Insulin vs GLP-1 analogues in poorly controlled type 2 diabetic subjects on oral therapy: Ameta-analysis

Abdul-Ghani M., Williams K., Kanat M., Altuntas Y., DeFronzo R.

Journal of Endocrinological Investigation, vol.36, no.3, pp.168-173, 2013 (SCI-Expanded) identifier identifier identifier

  • Publication Type: Article / Article
  • Volume: 36 Issue: 3
  • Publication Date: 2013
  • Doi Number: 10.3275/8367
  • Journal Name: Journal of Endocrinological Investigation
  • Journal Indexes: Science Citation Index Expanded (SCI-EXPANDED), Scopus
  • Page Numbers: pp.168-173
  • Keywords: GLP-1 analogues, insulin, meta-analysis, Type 2 diabetes
  • Istanbul Medipol University Affiliated: Yes

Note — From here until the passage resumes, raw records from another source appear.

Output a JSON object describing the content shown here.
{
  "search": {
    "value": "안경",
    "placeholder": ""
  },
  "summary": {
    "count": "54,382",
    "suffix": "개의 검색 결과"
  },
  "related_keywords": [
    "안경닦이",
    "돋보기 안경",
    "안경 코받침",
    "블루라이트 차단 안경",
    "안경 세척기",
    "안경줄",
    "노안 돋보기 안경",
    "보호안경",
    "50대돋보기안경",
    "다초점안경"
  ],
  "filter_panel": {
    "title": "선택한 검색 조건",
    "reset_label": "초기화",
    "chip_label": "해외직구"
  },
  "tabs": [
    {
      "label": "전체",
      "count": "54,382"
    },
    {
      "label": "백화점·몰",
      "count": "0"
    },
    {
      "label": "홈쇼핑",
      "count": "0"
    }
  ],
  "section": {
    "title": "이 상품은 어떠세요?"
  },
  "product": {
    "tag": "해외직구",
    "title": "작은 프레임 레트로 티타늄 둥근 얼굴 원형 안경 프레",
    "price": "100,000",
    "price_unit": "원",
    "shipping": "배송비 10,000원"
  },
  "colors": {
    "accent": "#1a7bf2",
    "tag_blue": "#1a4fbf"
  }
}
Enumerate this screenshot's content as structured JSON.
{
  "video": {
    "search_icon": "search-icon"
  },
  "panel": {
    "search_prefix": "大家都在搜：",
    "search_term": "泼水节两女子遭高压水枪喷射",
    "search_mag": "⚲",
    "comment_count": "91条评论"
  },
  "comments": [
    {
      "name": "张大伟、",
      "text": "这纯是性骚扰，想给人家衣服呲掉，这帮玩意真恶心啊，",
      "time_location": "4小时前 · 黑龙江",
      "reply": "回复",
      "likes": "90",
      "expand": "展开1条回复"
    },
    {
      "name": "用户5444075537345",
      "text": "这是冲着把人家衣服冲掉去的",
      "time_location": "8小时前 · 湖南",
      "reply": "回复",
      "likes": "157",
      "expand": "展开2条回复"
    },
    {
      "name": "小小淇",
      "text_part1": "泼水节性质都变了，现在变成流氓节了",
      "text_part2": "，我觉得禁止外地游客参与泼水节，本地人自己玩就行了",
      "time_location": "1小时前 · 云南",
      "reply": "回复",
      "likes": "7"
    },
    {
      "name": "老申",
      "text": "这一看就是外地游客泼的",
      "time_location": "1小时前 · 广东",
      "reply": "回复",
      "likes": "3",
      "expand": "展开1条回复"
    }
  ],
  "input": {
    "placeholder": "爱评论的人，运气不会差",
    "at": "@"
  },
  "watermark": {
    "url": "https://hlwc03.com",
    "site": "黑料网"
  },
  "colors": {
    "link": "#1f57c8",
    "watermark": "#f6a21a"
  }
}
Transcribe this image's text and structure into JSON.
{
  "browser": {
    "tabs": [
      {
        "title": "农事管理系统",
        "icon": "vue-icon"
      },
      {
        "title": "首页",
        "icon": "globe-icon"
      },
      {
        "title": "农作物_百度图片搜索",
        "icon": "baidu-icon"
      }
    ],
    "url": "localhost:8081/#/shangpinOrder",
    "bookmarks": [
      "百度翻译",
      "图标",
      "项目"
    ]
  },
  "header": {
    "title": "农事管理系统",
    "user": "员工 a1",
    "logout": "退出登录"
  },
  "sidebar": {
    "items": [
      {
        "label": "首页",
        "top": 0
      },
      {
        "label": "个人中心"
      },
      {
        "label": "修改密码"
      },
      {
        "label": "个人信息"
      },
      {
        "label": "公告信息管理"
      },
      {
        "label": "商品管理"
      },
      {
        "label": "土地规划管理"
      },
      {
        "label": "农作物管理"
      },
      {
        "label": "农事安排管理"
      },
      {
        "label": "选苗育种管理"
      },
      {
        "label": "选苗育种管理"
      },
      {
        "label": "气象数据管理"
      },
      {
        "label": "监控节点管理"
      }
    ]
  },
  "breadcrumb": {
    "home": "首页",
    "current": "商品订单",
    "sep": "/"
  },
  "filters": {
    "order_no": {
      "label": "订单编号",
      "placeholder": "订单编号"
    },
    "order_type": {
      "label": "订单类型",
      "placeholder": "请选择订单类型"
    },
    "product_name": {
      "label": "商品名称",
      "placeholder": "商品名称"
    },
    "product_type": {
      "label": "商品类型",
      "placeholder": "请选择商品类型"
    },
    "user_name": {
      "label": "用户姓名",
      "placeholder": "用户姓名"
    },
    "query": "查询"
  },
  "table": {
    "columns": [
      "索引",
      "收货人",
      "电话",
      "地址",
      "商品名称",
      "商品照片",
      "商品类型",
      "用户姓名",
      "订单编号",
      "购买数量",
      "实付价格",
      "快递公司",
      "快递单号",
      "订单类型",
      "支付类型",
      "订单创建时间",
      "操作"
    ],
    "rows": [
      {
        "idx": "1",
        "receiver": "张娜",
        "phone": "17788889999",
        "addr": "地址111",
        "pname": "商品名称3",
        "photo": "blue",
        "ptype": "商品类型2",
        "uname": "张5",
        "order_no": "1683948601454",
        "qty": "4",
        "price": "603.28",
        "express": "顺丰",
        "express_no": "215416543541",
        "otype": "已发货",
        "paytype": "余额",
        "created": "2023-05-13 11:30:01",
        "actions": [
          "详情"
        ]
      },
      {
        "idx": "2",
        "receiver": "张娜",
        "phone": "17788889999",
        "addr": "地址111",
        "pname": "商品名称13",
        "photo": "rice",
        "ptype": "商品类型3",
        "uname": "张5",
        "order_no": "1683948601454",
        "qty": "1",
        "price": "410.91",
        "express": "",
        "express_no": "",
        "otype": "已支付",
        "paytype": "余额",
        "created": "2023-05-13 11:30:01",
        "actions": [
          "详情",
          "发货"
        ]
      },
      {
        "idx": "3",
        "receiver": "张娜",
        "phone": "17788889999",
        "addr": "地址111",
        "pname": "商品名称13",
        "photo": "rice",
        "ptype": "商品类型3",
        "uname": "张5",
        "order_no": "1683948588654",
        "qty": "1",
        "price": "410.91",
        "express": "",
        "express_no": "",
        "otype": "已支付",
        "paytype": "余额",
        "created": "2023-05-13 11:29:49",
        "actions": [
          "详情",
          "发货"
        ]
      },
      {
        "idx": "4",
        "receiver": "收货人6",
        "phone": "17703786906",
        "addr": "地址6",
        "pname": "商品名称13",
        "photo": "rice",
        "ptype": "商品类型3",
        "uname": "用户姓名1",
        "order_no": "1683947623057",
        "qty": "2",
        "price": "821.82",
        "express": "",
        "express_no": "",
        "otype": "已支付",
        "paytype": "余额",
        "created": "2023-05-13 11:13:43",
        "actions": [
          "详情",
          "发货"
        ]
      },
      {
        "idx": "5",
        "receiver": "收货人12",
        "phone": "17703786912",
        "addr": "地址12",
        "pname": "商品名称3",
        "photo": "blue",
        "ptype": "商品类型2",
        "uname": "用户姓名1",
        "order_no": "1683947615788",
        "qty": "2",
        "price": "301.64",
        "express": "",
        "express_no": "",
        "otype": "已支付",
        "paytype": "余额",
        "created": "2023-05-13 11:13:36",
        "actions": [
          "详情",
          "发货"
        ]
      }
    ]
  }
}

Aim: To compare insulin and GLP-1 analogues therapy on glycemic control in poorly controlled Type 2 diabetes (T2DM) subjects failing on oral therapy. Methods: The electronic database PubMed was systematically searched for randomized controlled trial (RCT) with duration >16 weeks comparing the addition of insulin therapy vs glucagon-like peptide (GLP-1) analogues in poorly controlled T2DM subjects on oral therapy. Results: We identified 7 RCT with 2199 patients of whom 1119 were assigned to insulin therapy and 1080 received a GLP-1 analogue. Both insulin and GLP-1 analogues were effective in lowering glycated hemoglobin (HbA1c) with no statistically significant difference between the mean decreases in HbA1c. However, insulin was more effective than GLP-1 analogues in lowering the fasting plasma glucose concentration, while GLP-1 agonists were more effective in lowering the postprandial glucose concentration. Insulin therapy was associated with weight gain while GLP-1 analogues consistently caused weight loss and the difference between the mean change in body weight between the two therapies was highly statistically significant. Despite a similar decrease in HbA1c, the risk of hypoglycemia was 35% lower (p=0.001) with GLP-1 therapy compared to insulin. Compared to insulin, GLP-1 analogues caused a significant decrease in systolic blood pressure and were associated with greater rate of gastrointestinal adverse events. Conclusion/interpretation: In poorly controlled T2DM subjects on oral therapy, GLP-1 analogues and insulin are equally effective in lowering the HbA1c. However, GLP-1 analogues have additional non-glycemic benefits and lower risk of hypoglycemia. Thus, GLP-1 analogues should be considered as a treatment option in this group of diabetic individuals.